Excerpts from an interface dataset
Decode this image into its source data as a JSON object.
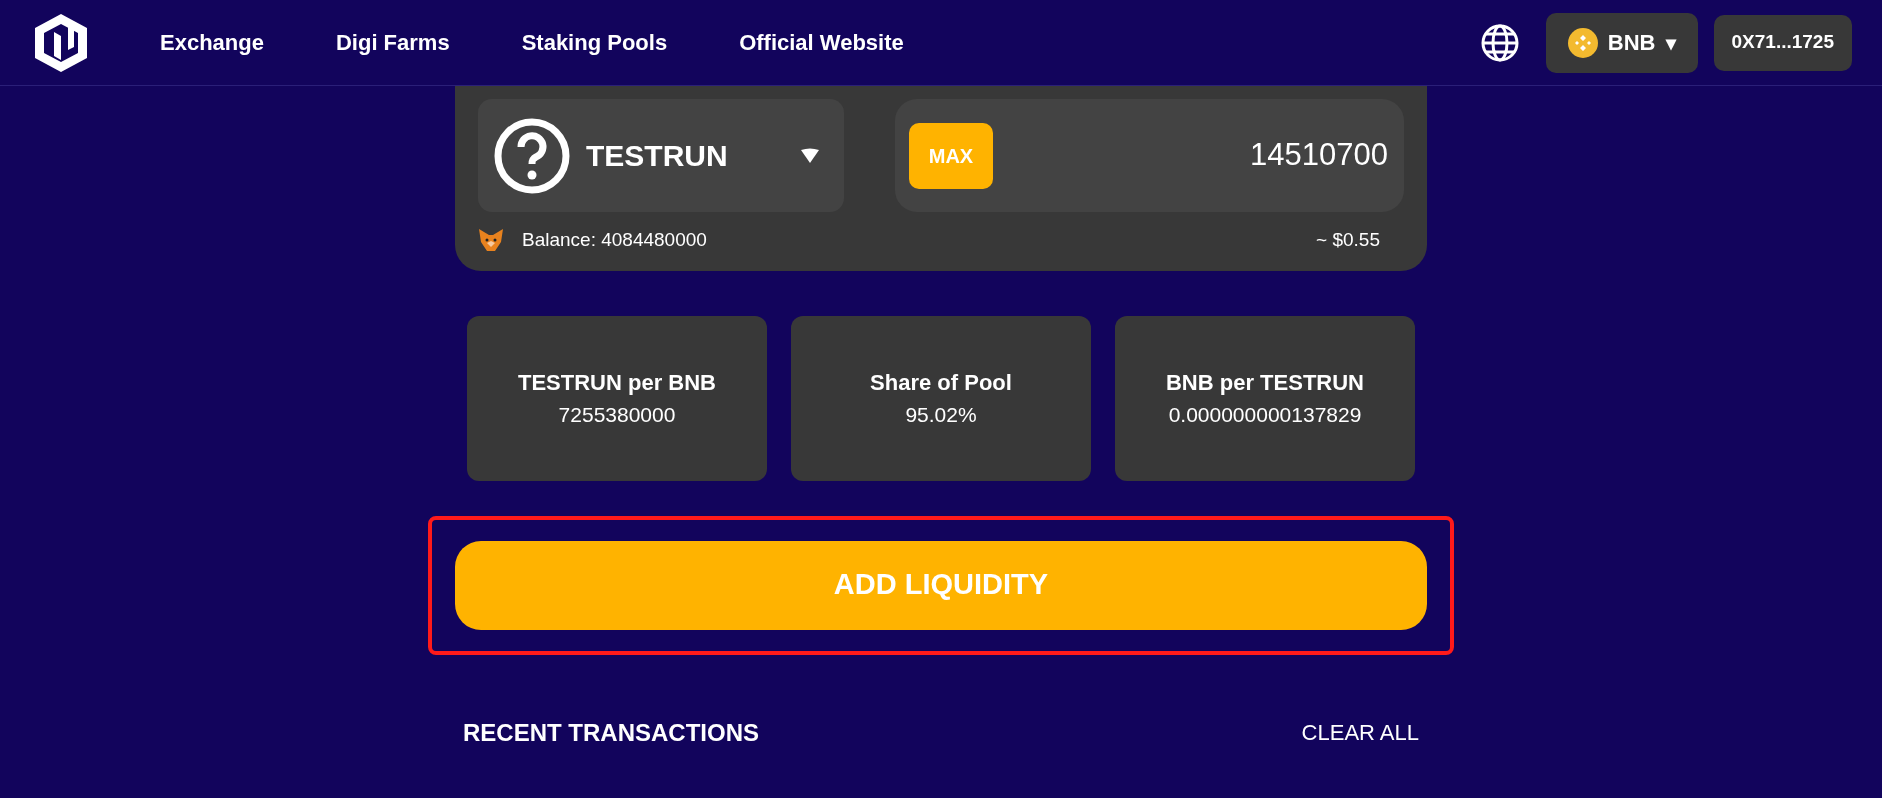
{
  "nav": {
    "links": [
      "Exchange",
      "Digi Farms",
      "Staking Pools",
      "Official Website"
    ],
    "network": "BNB",
    "network_caret": "▾",
    "wallet": "0X71...1725"
  },
  "token_input": {
    "token": "TESTRUN",
    "max_label": "MAX",
    "amount": "14510700",
    "balance": "Balance: 4084480000",
    "usd": "~ $0.55"
  },
  "stats": [
    {
      "label": "TESTRUN per BNB",
      "value": "7255380000"
    },
    {
      "label": "Share of Pool",
      "value": "95.02%"
    },
    {
      "label": "BNB per TESTRUN",
      "value": "0.000000000137829"
    }
  ],
  "action": {
    "label": "ADD LIQUIDITY",
    "highlighted": true
  },
  "recent": {
    "title": "RECENT TRANSACTIONS",
    "clear": "CLEAR ALL"
  }
}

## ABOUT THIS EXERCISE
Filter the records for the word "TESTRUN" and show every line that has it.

## SOLVED EXERCISE
    "token": "TESTRUN",
      "label": "TESTRUN per BNB",
      "label": "BNB per TESTRUN",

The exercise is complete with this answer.